* **Your assignment**
For the entries below, how many lines include the word "Options"? Give the figure and nothing more.

* **Records provided**
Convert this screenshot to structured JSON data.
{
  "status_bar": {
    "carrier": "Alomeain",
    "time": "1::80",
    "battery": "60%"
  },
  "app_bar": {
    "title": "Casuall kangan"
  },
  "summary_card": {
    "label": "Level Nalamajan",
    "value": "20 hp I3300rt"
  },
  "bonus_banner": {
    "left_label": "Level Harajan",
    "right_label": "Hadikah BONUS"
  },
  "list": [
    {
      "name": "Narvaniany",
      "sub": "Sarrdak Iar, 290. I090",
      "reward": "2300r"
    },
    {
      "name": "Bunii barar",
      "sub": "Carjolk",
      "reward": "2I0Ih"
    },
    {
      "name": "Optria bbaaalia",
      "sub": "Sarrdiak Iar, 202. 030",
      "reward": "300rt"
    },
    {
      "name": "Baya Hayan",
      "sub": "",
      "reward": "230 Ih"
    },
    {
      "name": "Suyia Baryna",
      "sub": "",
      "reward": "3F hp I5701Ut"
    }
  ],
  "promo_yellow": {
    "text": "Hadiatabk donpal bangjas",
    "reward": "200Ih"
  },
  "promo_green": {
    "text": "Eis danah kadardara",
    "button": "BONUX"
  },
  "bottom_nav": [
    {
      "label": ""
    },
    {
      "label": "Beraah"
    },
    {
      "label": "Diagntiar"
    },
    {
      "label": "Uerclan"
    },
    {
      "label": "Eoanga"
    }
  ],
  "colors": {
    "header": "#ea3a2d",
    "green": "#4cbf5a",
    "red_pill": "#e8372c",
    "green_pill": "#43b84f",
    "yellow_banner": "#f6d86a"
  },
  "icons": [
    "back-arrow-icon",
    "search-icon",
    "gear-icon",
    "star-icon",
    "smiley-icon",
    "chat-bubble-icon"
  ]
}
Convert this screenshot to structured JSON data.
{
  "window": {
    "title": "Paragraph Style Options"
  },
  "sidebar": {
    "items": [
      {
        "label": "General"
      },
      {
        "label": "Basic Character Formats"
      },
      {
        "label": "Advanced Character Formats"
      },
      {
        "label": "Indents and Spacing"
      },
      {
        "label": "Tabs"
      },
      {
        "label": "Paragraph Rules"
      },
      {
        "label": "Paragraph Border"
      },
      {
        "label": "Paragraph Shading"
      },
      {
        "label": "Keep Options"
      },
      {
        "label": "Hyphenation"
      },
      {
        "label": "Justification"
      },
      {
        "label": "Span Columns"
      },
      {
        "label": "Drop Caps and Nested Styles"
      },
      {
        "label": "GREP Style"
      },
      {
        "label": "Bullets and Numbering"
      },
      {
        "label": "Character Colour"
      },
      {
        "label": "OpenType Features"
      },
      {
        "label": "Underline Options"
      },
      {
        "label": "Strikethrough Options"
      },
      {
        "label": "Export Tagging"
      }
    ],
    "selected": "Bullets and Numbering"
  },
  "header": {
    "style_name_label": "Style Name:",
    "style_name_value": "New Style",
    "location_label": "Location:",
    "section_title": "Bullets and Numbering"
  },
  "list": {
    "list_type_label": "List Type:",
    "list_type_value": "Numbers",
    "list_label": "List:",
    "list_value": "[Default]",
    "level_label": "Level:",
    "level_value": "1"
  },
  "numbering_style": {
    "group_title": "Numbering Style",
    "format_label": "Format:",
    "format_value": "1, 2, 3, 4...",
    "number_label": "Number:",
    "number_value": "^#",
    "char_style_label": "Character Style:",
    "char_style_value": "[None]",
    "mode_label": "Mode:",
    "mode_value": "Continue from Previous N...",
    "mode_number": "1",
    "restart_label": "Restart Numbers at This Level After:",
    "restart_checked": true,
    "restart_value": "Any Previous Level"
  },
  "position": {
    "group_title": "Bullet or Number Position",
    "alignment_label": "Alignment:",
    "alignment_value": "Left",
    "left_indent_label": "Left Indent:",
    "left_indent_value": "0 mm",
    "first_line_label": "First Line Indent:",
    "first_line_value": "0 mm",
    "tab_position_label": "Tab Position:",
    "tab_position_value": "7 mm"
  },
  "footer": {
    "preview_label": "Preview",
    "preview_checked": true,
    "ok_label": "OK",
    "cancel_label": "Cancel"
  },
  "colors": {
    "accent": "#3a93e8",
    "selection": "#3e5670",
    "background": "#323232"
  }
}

* **Reply to the exercise**
4